The program was recognized by the United States Department of Energy and Environmental Protection Agency for its role in spurring the development of new sources of energy including biomass, such as the Farm Power digester, as well as solar and wind projects around the Pacific Northwest. The energy projects supported by the Green Power Program are separate from – and in addition to – the renewable energy projects of PSE, which is the Pacific Northwest’s first and the nation’s second-largest utility owner and operator of wind power according to the American Wind Energy Association.

The Farm Power site is located west of Interstate 5 and just north of the Skagit River in Rexville. It will utilize the manure of two neighboring dairy farms, along with other agricultural waste products such as spoiled fruit and cheese whey, as well as remnants from chicken processing. In addition to producing electricity, the dairy digester’s other environmental benefits include reduced odor, a lowering of residual nitrogen in field-applied manure and the production of fiber bedding for use on the farms.

The Maas brothers credit Senator Mary Margaret Haugen (10th district – Skagit County) and Governor Chris Gregoire for their support, including a $500,000 grant from the Washington State Department of Commerce as well as the passage of legislation that fostered their project and other alternative energy programs in Washington.

Daryl Maas notes that the two neighboring farms providing manure to the digester, Beaver Marsh Farms and Harmony Dairy, are owned by the sons of families they have known since grade school.

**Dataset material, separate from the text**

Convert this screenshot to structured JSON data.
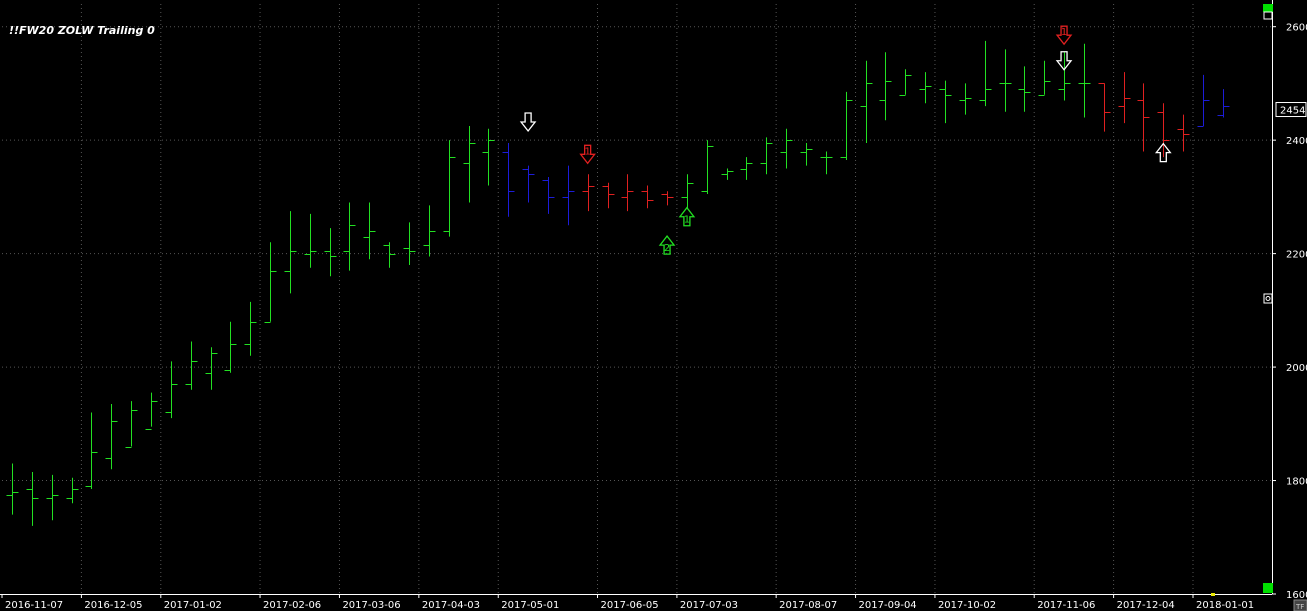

Like a number of other digester projects across the country, Farm Power received a grant and loan package from the USDA Rural Energy for America Program. A $500,000 grant from the federal agency added to equity contributed by local investors, while $2.1 million in USDA loan guarantees covered long-term borrowing from ShoreBank Pacific.